Minn. Court of Appeals: Live Video Testimony Does Not Violate the Confrontation Clause

The Confrontation Clause of the United States and Minnesota Constitutions guarantees those charged with crimes to confront their accusers. During the COVID-19 pandemic, many court proceedings have switched from in-person hearings at the courthouse to being conducted via two-way, live, remote video technology (i.e. Zoom).

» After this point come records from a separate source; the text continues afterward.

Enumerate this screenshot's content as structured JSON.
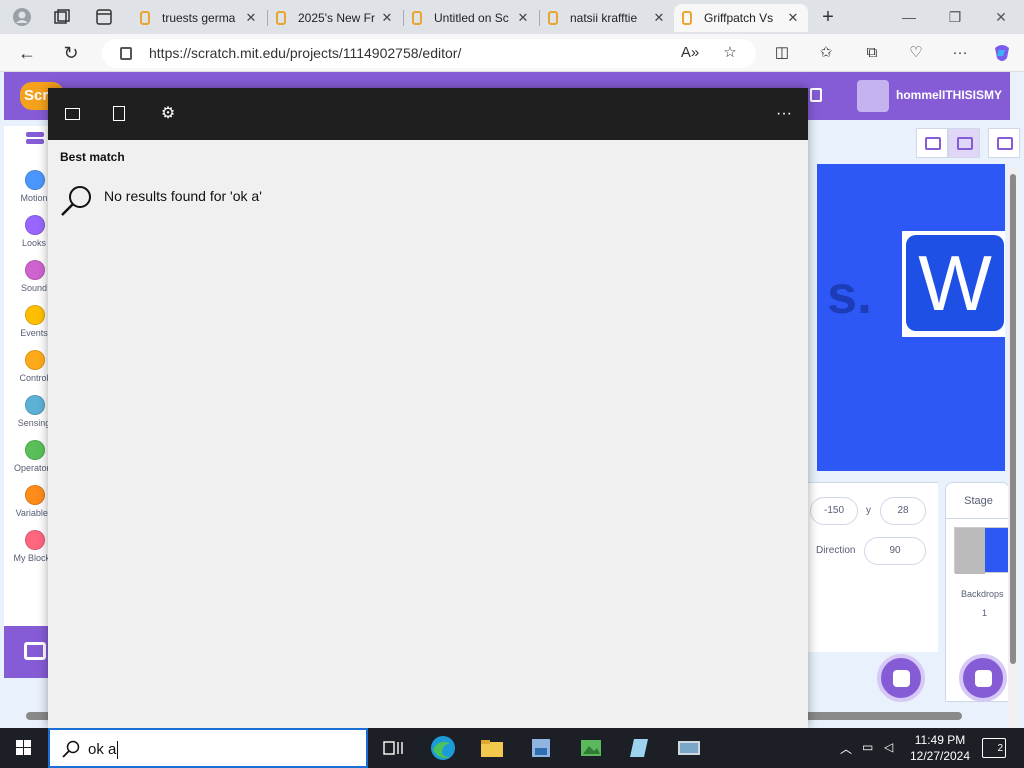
{
  "browser": {
    "tabs": [
      {
        "title": "truests germa"
      },
      {
        "title": "2025's New Fr"
      },
      {
        "title": "Untitled on Sc"
      },
      {
        "title": "natsii krafftie"
      },
      {
        "title": "Griffpatch Vs"
      }
    ],
    "url": "https://scratch.mit.edu/projects/1114902758/editor/",
    "new_tab": "+",
    "close": "✕"
  },
  "scratch": {
    "logo": "Scr",
    "username": "hommelITHISISMY",
    "categories": [
      {
        "label": "Motion",
        "color": "#4c97ff"
      },
      {
        "label": "Looks",
        "color": "#9966ff"
      },
      {
        "label": "Sound",
        "color": "#cf63cf"
      },
      {
        "label": "Events",
        "color": "#ffbf00"
      },
      {
        "label": "Control",
        "color": "#ffab19"
      },
      {
        "label": "Sensing",
        "color": "#5cb1d6"
      },
      {
        "label": "Operators",
        "color": "#59c059"
      },
      {
        "label": "Variables",
        "color": "#ff8c1a"
      },
      {
        "label": "My Blocks",
        "color": "#ff6680"
      }
    ],
    "stage_letter": "W",
    "stage_text": "s.",
    "sprite": {
      "x": "-150",
      "y_label": "y",
      "y": "28",
      "direction_label": "Direction",
      "direction": "90"
    },
    "stage_panel": {
      "title": "Stage",
      "backdrops_label": "Backdrops",
      "backdrops_count": "1"
    }
  },
  "search": {
    "best_match": "Best match",
    "no_results": "No results found for 'ok a'",
    "query": "ok a",
    "more": "···"
  },
  "taskbar": {
    "time": "11:49 PM",
    "date": "12/27/2024",
    "notifications": "2"
  }
}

On January 3, 2022, the Minnesota Court of Appeals issued a precedential opinion on this issue. State v. Tate, No. A21-0359 (Minn. Ct. App. Jan. 3, 2022). The Court decided that two-way, live remote video technology satisfies necessity and reliability criteria. In other words, allowing witness testimony by Zoom may be necessary during a pandemic and it allows real-time question-and-answer with the ability to read demeanor cues of a witness under oath. Therefore, witness testimony via Zoom still provides for defendants to confront their accusers. However, the Court noted that in-person witness testimony is still preferable.